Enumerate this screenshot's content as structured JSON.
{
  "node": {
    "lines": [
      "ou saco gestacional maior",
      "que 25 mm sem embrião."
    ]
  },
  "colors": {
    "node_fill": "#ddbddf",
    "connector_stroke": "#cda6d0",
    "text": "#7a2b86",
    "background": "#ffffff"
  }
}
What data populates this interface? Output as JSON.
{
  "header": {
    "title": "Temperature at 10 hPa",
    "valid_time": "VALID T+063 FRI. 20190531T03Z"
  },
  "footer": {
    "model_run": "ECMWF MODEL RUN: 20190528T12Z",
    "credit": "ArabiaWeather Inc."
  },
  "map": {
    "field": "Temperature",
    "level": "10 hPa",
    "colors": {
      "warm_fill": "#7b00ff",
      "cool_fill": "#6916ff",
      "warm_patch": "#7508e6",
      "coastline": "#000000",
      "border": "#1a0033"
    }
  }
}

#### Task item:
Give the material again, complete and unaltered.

#### Result of this task:
Enumerate this screenshot's content as structured JSON.
{
  "node": {
    "lines": [
      "ou saco gestacional maior",
      "que 25 mm sem embrião."
    ]
  },
  "colors": {
    "node_fill": "#ddbddf",
    "connector_stroke": "#cda6d0",
    "text": "#7a2b86",
    "background": "#ffffff"
  }
}
What data populates this interface? Output as JSON.
{
  "header": {
    "title": "Temperature at 10 hPa",
    "valid_time": "VALID T+063 FRI. 20190531T03Z"
  },
  "footer": {
    "model_run": "ECMWF MODEL RUN: 20190528T12Z",
    "credit": "ArabiaWeather Inc."
  },
  "map": {
    "field": "Temperature",
    "level": "10 hPa",
    "colors": {
      "warm_fill": "#7b00ff",
      "cool_fill": "#6916ff",
      "warm_patch": "#7508e6",
      "coastline": "#000000",
      "border": "#1a0033"
    }
  }
}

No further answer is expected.